INDUCTION OF LENS REGENERATION

  1. Top of page
  2. Abstract
  3. INTRODUCTION
  4. WHY STUDY THE LENS?
  5. PROCESS OF LENS REGENERATION
  6. CLASSICAL APPROACHES
  7. MODERN APPROACH
  8. STEM CELLS
  9. INDUCTION OF LENS REGENERATION
  10. Acknowledgements
  11. LITERATURE CITED

It has been clearly established that in vivo lens regeneration in urodele amphibians comes from the dorsal iris only. One of the most exciting prospects in studying lens regeneration is inducing it from the incompetent ventral iris. Treatment with the potent carcinogen MNNG (methyl-nitro-nitrosoguanidine) has shown that such induction is possible. MNNG was added to regenerating eyes and the result was ectopic lenses from the ventral iris (Eguchi and Watanabe, 1973). This was also done on cultured ventral irises in vitro that were treated with the carcinogen and implanted back into a lentectomized eye. Some of the implants produced a lens in this study as well (Eguchi and Watanabe, 1973). While the mechanism is still unknown, it was suggested in that study that MNNG altered the cell surface properties of the ventral PECs. However, this has not been documented.

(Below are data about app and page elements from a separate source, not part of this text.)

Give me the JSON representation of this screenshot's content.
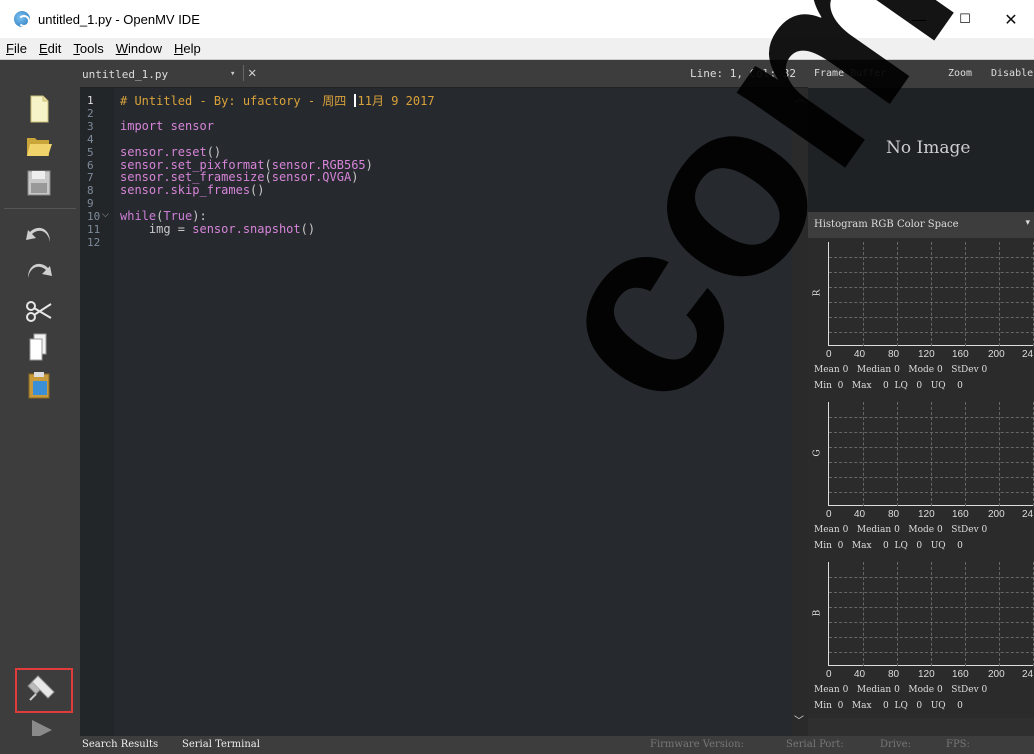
{
  "window": {
    "title": "untitled_1.py - OpenMV IDE",
    "minimize": "—",
    "maximize": "☐",
    "close": "✕"
  },
  "menu": [
    {
      "u": "F",
      "rest": "ile"
    },
    {
      "u": "E",
      "rest": "dit"
    },
    {
      "u": "T",
      "rest": "ools"
    },
    {
      "u": "W",
      "rest": "indow"
    },
    {
      "u": "H",
      "rest": "elp"
    }
  ],
  "toolbar": {
    "icons": [
      "new-file-icon",
      "open-file-icon",
      "save-icon",
      "undo-icon",
      "redo-icon",
      "cut-icon",
      "copy-icon",
      "paste-icon"
    ],
    "connect_icon": "usb-connect-icon",
    "run_icon": "run-icon"
  },
  "editor": {
    "file_name": "untitled_1.py",
    "combo_arrow": "▾",
    "close": "✕",
    "line_col": "Line: 1, Col: 32",
    "line_numbers": [
      "1",
      "2",
      "3",
      "4",
      "5",
      "6",
      "7",
      "8",
      "9",
      "10",
      "11",
      "12"
    ],
    "lines": [
      {
        "parts": [
          {
            "c": "c-comment",
            "t": "# Untitled - By: ufactory - 周四 "
          },
          {
            "cursor": true
          },
          {
            "c": "c-comment",
            "t": "11月 9 2017"
          }
        ]
      },
      {
        "parts": []
      },
      {
        "parts": [
          {
            "c": "c-import",
            "t": "import sensor"
          }
        ]
      },
      {
        "parts": []
      },
      {
        "parts": [
          {
            "c": "c-attr",
            "t": "sensor.reset"
          },
          {
            "c": "c-plain",
            "t": "()"
          }
        ]
      },
      {
        "parts": [
          {
            "c": "c-attr",
            "t": "sensor.set_pixformat"
          },
          {
            "c": "c-plain",
            "t": "("
          },
          {
            "c": "c-attr",
            "t": "sensor.RGB565"
          },
          {
            "c": "c-plain",
            "t": ")"
          }
        ]
      },
      {
        "parts": [
          {
            "c": "c-attr",
            "t": "sensor.set_framesize"
          },
          {
            "c": "c-plain",
            "t": "("
          },
          {
            "c": "c-attr",
            "t": "sensor.QVGA"
          },
          {
            "c": "c-plain",
            "t": ")"
          }
        ]
      },
      {
        "parts": [
          {
            "c": "c-attr",
            "t": "sensor.skip_frames"
          },
          {
            "c": "c-plain",
            "t": "()"
          }
        ]
      },
      {
        "parts": []
      },
      {
        "parts": [
          {
            "c": "c-kw",
            "t": "while"
          },
          {
            "c": "c-plain",
            "t": "("
          },
          {
            "c": "c-kw",
            "t": "True"
          },
          {
            "c": "c-plain",
            "t": "):"
          }
        ]
      },
      {
        "parts": [
          {
            "c": "c-plain",
            "t": "    img = "
          },
          {
            "c": "c-attr",
            "t": "sensor.snapshot"
          },
          {
            "c": "c-plain",
            "t": "()"
          }
        ]
      },
      {
        "parts": []
      }
    ]
  },
  "frame_buffer": {
    "label": "Frame Buffer",
    "zoom": "Zoom",
    "disable": "Disable",
    "no_image": "No Image"
  },
  "histogram": {
    "title": "Histogram  RGB Color Space",
    "arrow": "▾",
    "ticks": [
      "0",
      "40",
      "80",
      "120",
      "160",
      "200",
      "24"
    ],
    "channels": [
      {
        "name": "R",
        "stats1": "Mean 0   Median 0   Mode 0   StDev 0",
        "stats2": "Min  0   Max    0  LQ   0   UQ    0"
      },
      {
        "name": "G",
        "stats1": "Mean 0   Median 0   Mode 0   StDev 0",
        "stats2": "Min  0   Max    0  LQ   0   UQ    0"
      },
      {
        "name": "B",
        "stats1": "Mean 0   Median 0   Mode 0   StDev 0",
        "stats2": "Min  0   Max    0  LQ   0   UQ    0"
      }
    ]
  },
  "status": {
    "search_results": "Search Results",
    "serial_terminal": "Serial Terminal",
    "firmware": "Firmware Version:",
    "serial_port": "Serial Port:",
    "drive": "Drive:",
    "fps": "FPS:"
  },
  "watermark": "com",
  "colors": {
    "accent_highlight": "#e23b3b",
    "comment": "#d9a13a",
    "keyword": "#cf7ed8"
  }
}
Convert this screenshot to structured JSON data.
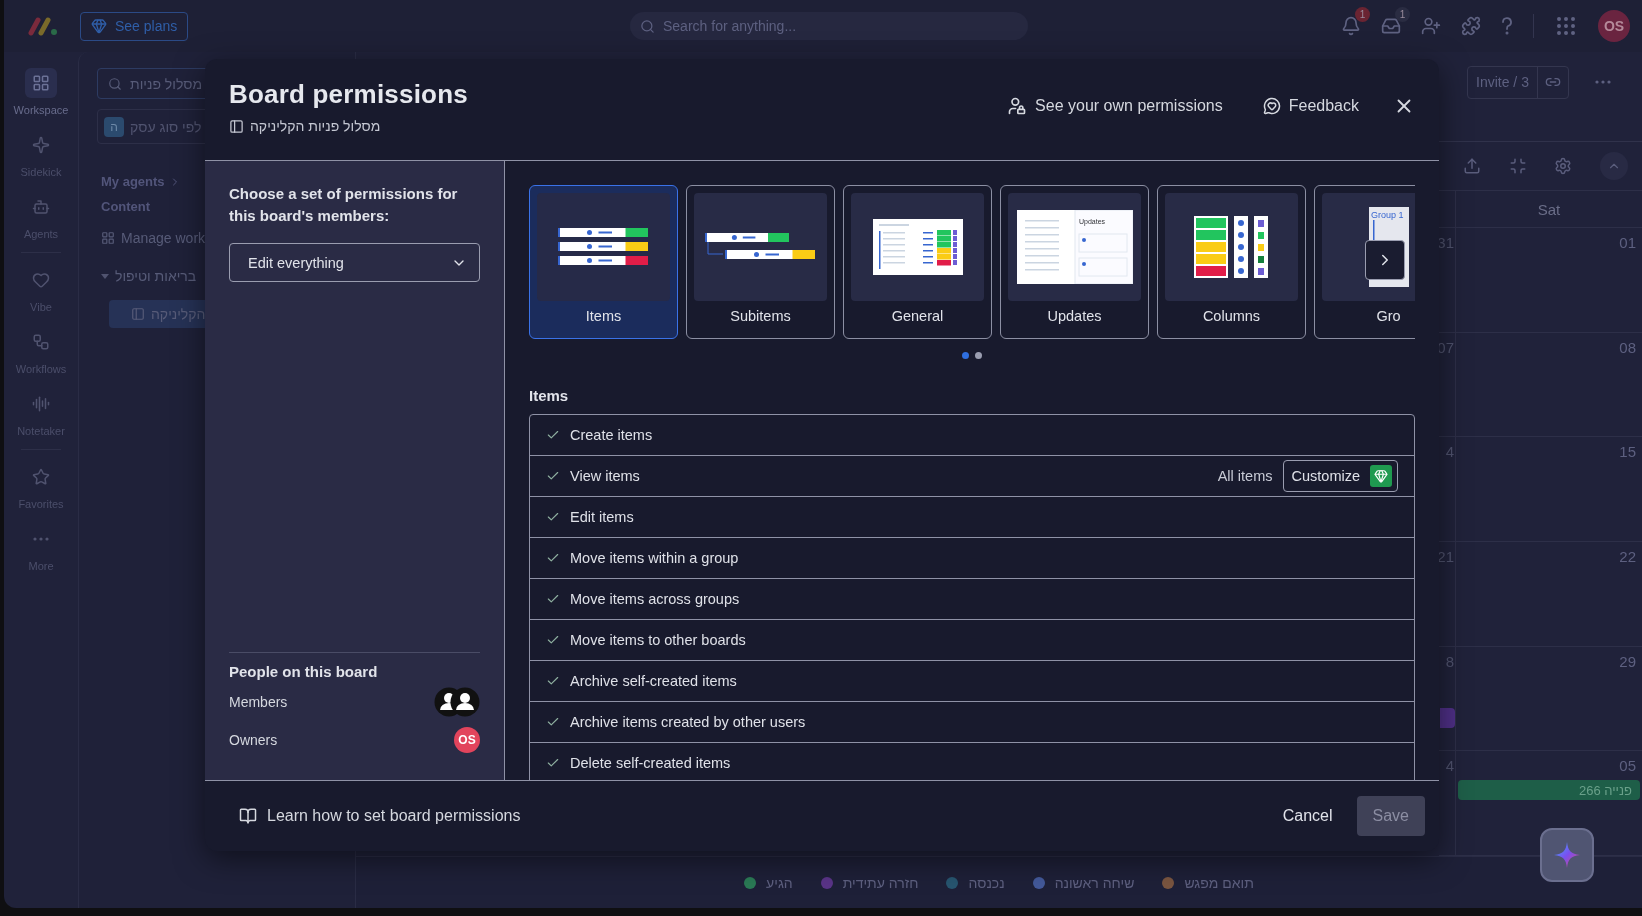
{
  "top_bar": {
    "see_plans": "See plans",
    "search": {
      "placeholder": "Search for anything..."
    },
    "notification_count": "1",
    "inbox_count": "1",
    "avatar": "OS"
  },
  "rail": [
    {
      "label": "Workspace",
      "selected": true
    },
    {
      "label": "Sidekick",
      "selected": false
    },
    {
      "label": "Agents",
      "selected": false
    },
    {
      "label": "Vibe",
      "selected": false
    },
    {
      "label": "Workflows",
      "selected": false
    },
    {
      "label": "Notetaker",
      "selected": false
    },
    {
      "label": "Favorites",
      "selected": false
    },
    {
      "label": "More",
      "selected": false
    }
  ],
  "sidebar": {
    "search": {
      "value": "מסלול פניות"
    },
    "workspace": {
      "initial": "ה",
      "name": "לפי סוג עסק"
    },
    "my_agents": "My agents",
    "section": "Content",
    "items": [
      {
        "label": "Manage work",
        "selected": false
      },
      {
        "label": "בריאות וטיפול",
        "selected": false,
        "expanded": true,
        "children": [
          {
            "label": "הקליניקה",
            "selected": true
          }
        ]
      }
    ]
  },
  "board": {
    "invite": "Invite / 3",
    "calendar": {
      "day": "Sat",
      "weeks": [
        {
          "previous": "31",
          "date": "01"
        },
        {
          "previous": "07",
          "date": "08"
        },
        {
          "previous": "4",
          "date": "15"
        },
        {
          "previous": "21",
          "date": "22"
        },
        {
          "previous": "8",
          "date": "29",
          "previous_event": {
            "color": "#4e2f86"
          }
        },
        {
          "previous": "4",
          "date": "05",
          "event": {
            "text": "פנייה 266",
            "color": "#1e5e48"
          }
        }
      ]
    },
    "legend": [
      {
        "label": "תואם מפגש",
        "color": "#7a5540"
      },
      {
        "label": "שיחה ראשונה",
        "color": "#43599a"
      },
      {
        "label": "נכנסה",
        "color": "#275570"
      },
      {
        "label": "חזרה עתידית",
        "color": "#5a3488"
      },
      {
        "label": "הגיע",
        "color": "#2a7a55"
      }
    ]
  },
  "modal": {
    "title": "Board permissions",
    "board_name": "מסלול פניות הקליניקה",
    "own_permissions": "See your own permissions",
    "feedback": "Feedback",
    "prompt": "Choose a set of permissions for this board's members:",
    "preset": {
      "value": "Edit everything"
    },
    "people": {
      "title": "People on this board",
      "members": "Members",
      "owners": "Owners",
      "owner_avatar": "OS"
    },
    "categories": [
      {
        "label": "Items",
        "kind": "items",
        "selected": true
      },
      {
        "label": "Subitems",
        "kind": "subitems",
        "selected": false
      },
      {
        "label": "General",
        "kind": "general",
        "selected": false
      },
      {
        "label": "Updates",
        "kind": "updates",
        "selected": false,
        "thumbnail_text": "Updates"
      },
      {
        "label": "Columns",
        "kind": "columns",
        "selected": false
      },
      {
        "label": "Gro",
        "kind": "groups",
        "selected": false,
        "thumbnail_text": "Group 1"
      }
    ],
    "pages": [
      {
        "selected": true
      },
      {
        "selected": false
      }
    ],
    "section_title": "Items",
    "permissions": [
      {
        "label": "Create items",
        "checked": true
      },
      {
        "label": "View items",
        "checked": true,
        "scope": "All items",
        "customize": "Customize"
      },
      {
        "label": "Edit items",
        "checked": true
      },
      {
        "label": "Move items within a group",
        "checked": true
      },
      {
        "label": "Move items across groups",
        "checked": true
      },
      {
        "label": "Move items to other boards",
        "checked": true
      },
      {
        "label": "Archive self-created items",
        "checked": true
      },
      {
        "label": "Archive items created by other users",
        "checked": true
      },
      {
        "label": "Delete self-created items",
        "checked": true
      }
    ],
    "learn_link": "Learn how to set board permissions",
    "cancel": "Cancel",
    "save": {
      "label": "Save",
      "disabled": true
    }
  }
}
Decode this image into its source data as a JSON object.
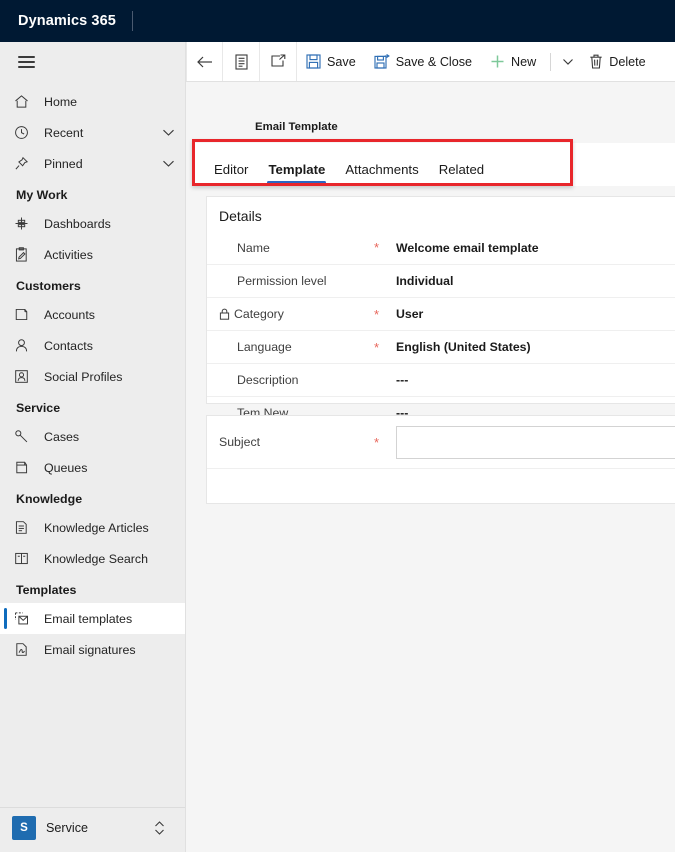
{
  "brand": {
    "title": "Dynamics 365"
  },
  "sidebar": {
    "hamburger_name": "site-map-toggle",
    "items": [
      {
        "type": "item",
        "label": "Home",
        "icon": "home-icon",
        "chevron": false
      },
      {
        "type": "item",
        "label": "Recent",
        "icon": "clock-icon",
        "chevron": true
      },
      {
        "type": "item",
        "label": "Pinned",
        "icon": "pin-icon",
        "chevron": true
      },
      {
        "type": "group",
        "label": "My Work"
      },
      {
        "type": "item",
        "label": "Dashboards",
        "icon": "dashboard-icon",
        "chevron": false
      },
      {
        "type": "item",
        "label": "Activities",
        "icon": "activities-icon",
        "chevron": false
      },
      {
        "type": "group",
        "label": "Customers"
      },
      {
        "type": "item",
        "label": "Accounts",
        "icon": "accounts-icon",
        "chevron": false
      },
      {
        "type": "item",
        "label": "Contacts",
        "icon": "contact-person-icon",
        "chevron": false
      },
      {
        "type": "item",
        "label": "Social Profiles",
        "icon": "social-profile-icon",
        "chevron": false
      },
      {
        "type": "group",
        "label": "Service"
      },
      {
        "type": "item",
        "label": "Cases",
        "icon": "case-wrench-icon",
        "chevron": false
      },
      {
        "type": "item",
        "label": "Queues",
        "icon": "queue-icon",
        "chevron": false
      },
      {
        "type": "group",
        "label": "Knowledge"
      },
      {
        "type": "item",
        "label": "Knowledge Articles",
        "icon": "knowledge-article-icon",
        "chevron": false
      },
      {
        "type": "item",
        "label": "Knowledge Search",
        "icon": "book-search-icon",
        "chevron": false
      },
      {
        "type": "group",
        "label": "Templates"
      },
      {
        "type": "item",
        "label": "Email templates",
        "icon": "email-template-icon",
        "chevron": false,
        "selected": true
      },
      {
        "type": "item",
        "label": "Email signatures",
        "icon": "email-signature-icon",
        "chevron": false
      }
    ],
    "app_picker": {
      "badge": "S",
      "name": "Service",
      "chevron_icon": "chevron-up-down-icon"
    }
  },
  "commandbar": {
    "back_icon": "back-arrow-icon",
    "form_icon": "form-selector-icon",
    "popout_icon": "open-in-new-window-icon",
    "save_label": "Save",
    "save_icon": "save-floppy-icon",
    "save_close_label": "Save & Close",
    "save_close_icon": "save-and-close-icon",
    "new_label": "New",
    "new_icon": "plus-icon",
    "overflow_icon": "chevron-down-icon",
    "delete_label": "Delete",
    "delete_icon": "trash-bin-icon"
  },
  "main": {
    "entity_label": "Email Template",
    "tabs": [
      {
        "label": "Editor",
        "active": false
      },
      {
        "label": "Template",
        "active": true
      },
      {
        "label": "Attachments",
        "active": false
      },
      {
        "label": "Related",
        "active": false
      }
    ],
    "highlight_color": "#e8262b",
    "accent_color": "#2b66c2",
    "details": {
      "section_title": "Details",
      "fields": [
        {
          "label": "Name",
          "required": true,
          "value": "Welcome email template",
          "locked": false
        },
        {
          "label": "Permission level",
          "required": false,
          "value": "Individual",
          "locked": false
        },
        {
          "label": "Category",
          "required": true,
          "value": "User",
          "locked": true
        },
        {
          "label": "Language",
          "required": true,
          "value": "English (United States)",
          "locked": false
        },
        {
          "label": "Description",
          "required": false,
          "value": "---",
          "locked": false
        },
        {
          "label": "Tem New",
          "required": false,
          "value": "---",
          "locked": false
        }
      ]
    },
    "subject": {
      "label": "Subject",
      "required": true,
      "value": "",
      "placeholder": ""
    }
  }
}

Nevertheless, these experiments clearly show that induction is possible and remains one of the greatest challenges in the field.

LITERATURE CITED

  1. Top of page
  2. Abstract
  3. INTRODUCTION
  4. WHY STUDY THE LENS?
  5. PROCESS OF LENS REGENERATION
  6. CLASSICAL APPROACHES
  7. MODERN APPROACH
  8. STEM CELLS
  9. INDUCTION OF LENS REGENERATION
  10. Acknowledgements
  11. LITERATURE CITED